"An example of how sensitive Kerrang! became was when I did a strip featuring a band called Hands Off Gretel. Basically, their singer, Lauren [Tate], wrote a blog on social media about the sexism and misogyny she constantly faced, calling out guys who were groping her at shows, and calling out male fans who were crossing boundaries and being disrespectful and inappropriate and abusive.
"So I did a strip with Pandora supporting her, and backing up her words, while also saying that we weren't trying to suggest that all male rock fans behaved like this, but that this behaviour had to stop. And Kerrang! wouldn't print it. Which was a shock to me, because it was very clearly against sexism, and supportive of Lauren's comments. In the end, I gave it to Lauren and she loved it and put it on her social media pages and on the band's website, and the fans loved it. So after that, I was kinda floundering, because I was thinking, Well, I don't know who or what Pandora is supposed to be anymore.
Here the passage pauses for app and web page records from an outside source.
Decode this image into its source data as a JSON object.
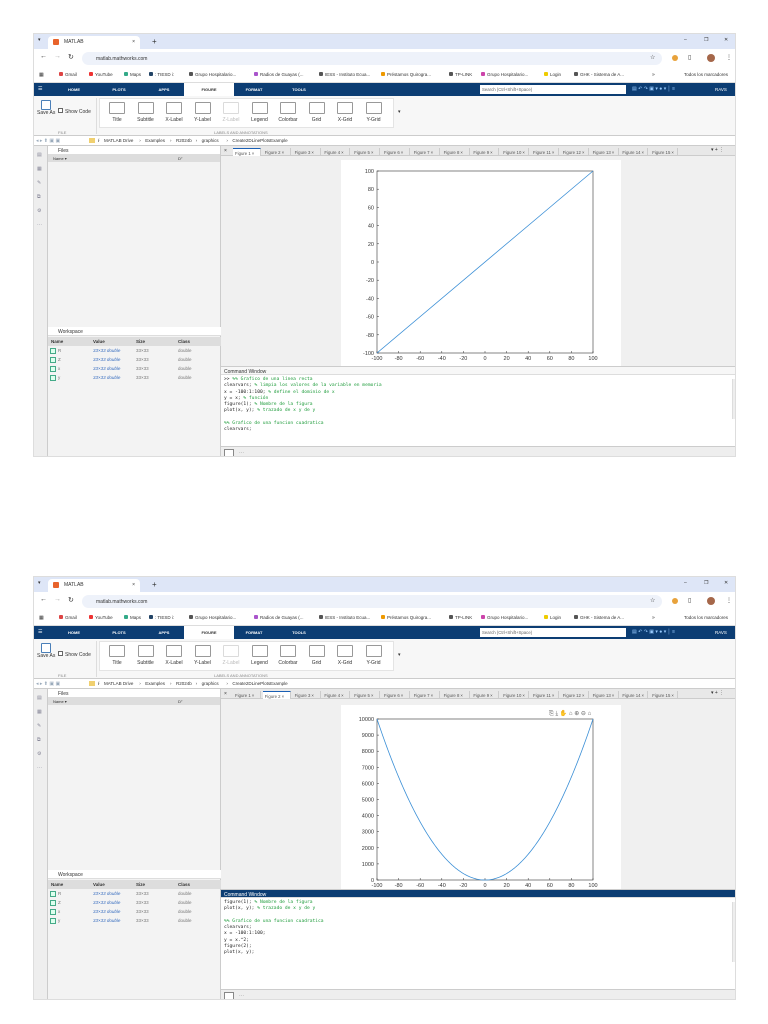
{
  "app": {
    "browser_tab": "MATLAB",
    "url": "matlab.mathworks.com",
    "bookmarks": [
      "Gmail",
      "YouTube",
      "Maps",
      ": TIESD i:",
      "Grupo Hospitalario...",
      "Radios de Guayas (...",
      "IESS - Instituto Ecua...",
      "Préstamos Quirogra...",
      "TP-LINK",
      "Grupo Hospitalario...",
      "Login",
      "GHK - Sistema de A..."
    ],
    "bookmarks_more": "»",
    "all_bookmarks": "Todos los marcadores",
    "toolstrip_tabs": [
      "HOME",
      "PLOTS",
      "APPS",
      "FIGURE",
      "FORMAT",
      "TOOLS"
    ],
    "search_placeholder": "Search (Ctrl+Shift+Space)",
    "user": "RAVS",
    "ribbon": {
      "save_as": "Save As",
      "show_code": "Show Code",
      "file_group": "FILE",
      "buttons": [
        "Title",
        "Subtitle",
        "X-Label",
        "Y-Label",
        "Z-Label",
        "Legend",
        "Colorbar",
        "Grid",
        "X-Grid",
        "Y-Grid"
      ],
      "labels_group": "LABELS AND ANNOTATIONS"
    },
    "path": [
      "/",
      "MATLAB Drive",
      "Examples",
      "R2024b",
      "graphics",
      "Create2DLinePlotsExample"
    ],
    "files": {
      "title": "Files",
      "col_name": "Name ▾",
      "col_date": "D°"
    },
    "workspace": {
      "title": "Workspace",
      "cols": [
        "Name",
        "Value",
        "Size",
        "Class"
      ],
      "rows": [
        [
          "R",
          "33×33 double",
          "33×33",
          "double"
        ],
        [
          "Z",
          "33×33 double",
          "33×33",
          "double"
        ],
        [
          "x",
          "33×33 double",
          "33×33",
          "double"
        ],
        [
          "y",
          "33×33 double",
          "33×33",
          "double"
        ]
      ]
    },
    "figure_tabs": [
      "Figure 1",
      "Figure 2",
      "Figure 3",
      "Figure 4",
      "Figure 5",
      "Figure 6",
      "Figure 7",
      "Figure 8",
      "Figure 9",
      "Figure 10",
      "Figure 11",
      "Figure 12",
      "Figure 13",
      "Figure 14",
      "Figure 15"
    ],
    "command_window": "Command Window",
    "prompt_more": "···",
    "colors": {
      "toolstrip": "#0c3d73",
      "line": "#3b8fd6",
      "comment": "#1d9b3a"
    }
  },
  "screenshots": [
    {
      "active_figure": 0,
      "command_active": false,
      "command_lines": [
        {
          "code": ">> ",
          "comment": "%% Grafico de una línea recta"
        },
        {
          "code": "clearvars; ",
          "comment": "% limpia los valores de la variable en memoria"
        },
        {
          "code": "x = -100:1:100; ",
          "comment": "% define el dominio de x"
        },
        {
          "code": "y = x; ",
          "comment": "% función"
        },
        {
          "code": "figure(1); ",
          "comment": "% Nombre de la figura"
        },
        {
          "code": "plot(x, y); ",
          "comment": "% trazado de x y de y"
        },
        {
          "code": "",
          "comment": ""
        },
        {
          "code": "",
          "comment": "%% Grafico de una funcion cuadratica"
        },
        {
          "code": "clearvars;",
          "comment": ""
        }
      ]
    },
    {
      "active_figure": 1,
      "command_active": true,
      "command_lines": [
        {
          "code": "figure(1); ",
          "comment": "% Nombre de la figura"
        },
        {
          "code": "plot(x, y); ",
          "comment": "% trazado de x y de y"
        },
        {
          "code": "",
          "comment": ""
        },
        {
          "code": "",
          "comment": "%% Grafico de una funcion cuadratica"
        },
        {
          "code": "clearvars;",
          "comment": ""
        },
        {
          "code": "x = -100:1:100;",
          "comment": ""
        },
        {
          "code": "y = x.^2;",
          "comment": ""
        },
        {
          "code": "figure(2);",
          "comment": ""
        },
        {
          "code": "plot(x, y);",
          "comment": ""
        }
      ]
    }
  ],
  "chart_data": [
    {
      "type": "line",
      "title": "",
      "xlabel": "",
      "ylabel": "",
      "xlim": [
        -100,
        100
      ],
      "ylim": [
        -100,
        100
      ],
      "xticks": [
        -100,
        -80,
        -60,
        -40,
        -20,
        0,
        20,
        40,
        60,
        80,
        100
      ],
      "yticks": [
        -100,
        -80,
        -60,
        -40,
        -20,
        0,
        20,
        40,
        60,
        80,
        100
      ],
      "series": [
        {
          "name": "y = x",
          "x": [
            -100,
            100
          ],
          "y": [
            -100,
            100
          ]
        }
      ],
      "grid": false
    },
    {
      "type": "line",
      "title": "",
      "xlabel": "",
      "ylabel": "",
      "xlim": [
        -100,
        100
      ],
      "ylim": [
        0,
        10000
      ],
      "xticks": [
        -100,
        -80,
        -60,
        -40,
        -20,
        0,
        20,
        40,
        60,
        80,
        100
      ],
      "yticks": [
        0,
        1000,
        2000,
        3000,
        4000,
        5000,
        6000,
        7000,
        8000,
        9000,
        10000
      ],
      "series": [
        {
          "name": "y = x.^2",
          "formula": "x.^2",
          "x_range": [
            -100,
            100
          ],
          "step": 1
        }
      ],
      "grid": false
    }
  ]
}
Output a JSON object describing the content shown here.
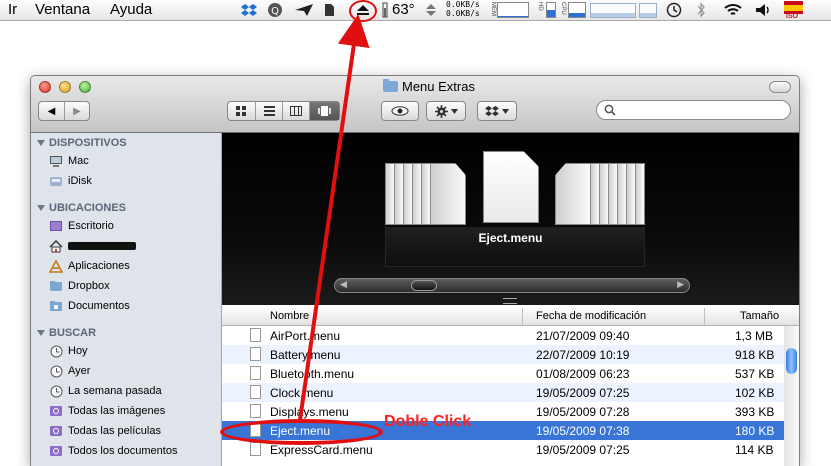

"I should stress that this is past history, and there's a new editorial team now at Kerrang! There are still print issues of Kerrang! published around big events in the rock calendar, and Pandora is in those issues as a full page strip, still very much part of the magazine."
So you've just launched rayzell.com as a new home for Pandora and 'Auntie P', with original, one-off strips on sale for the first time ever, details on how site visitors can order unique, personalised, hand-drawn art pieces, and a regularly updated blog featuring the uncensored, unfiltered musings of our heroines.
One final question: after all this time, what prompted this?
"Well, originally I wanted to create a space where old school Pandora and new school Pandora could poke fun at recent news stories, and that idea kinda spiralled into a one-stop site encompassing those various features.
"I've never sold any original strips before: I just used to give them away for free to the first person to ask for them, whether that was a reader or a rock star, and the delighted, thrilled reaction I'd get back was all the 'payment' I needed. I hate charging for anything, but apparently it's not possible to use comic strips as currency to pay bills and buy food and cover rent, so the option is there for those who wish to buy the original artwork and not just browse through the archives. There's only one original copy of each strip, and once they're gone, they're gone forever.
"People keep telling me how cool it is to see Pandora back, which is sweet, and lovely to hear, but really, she never went away! So now you know where to find her, come hang out anytime."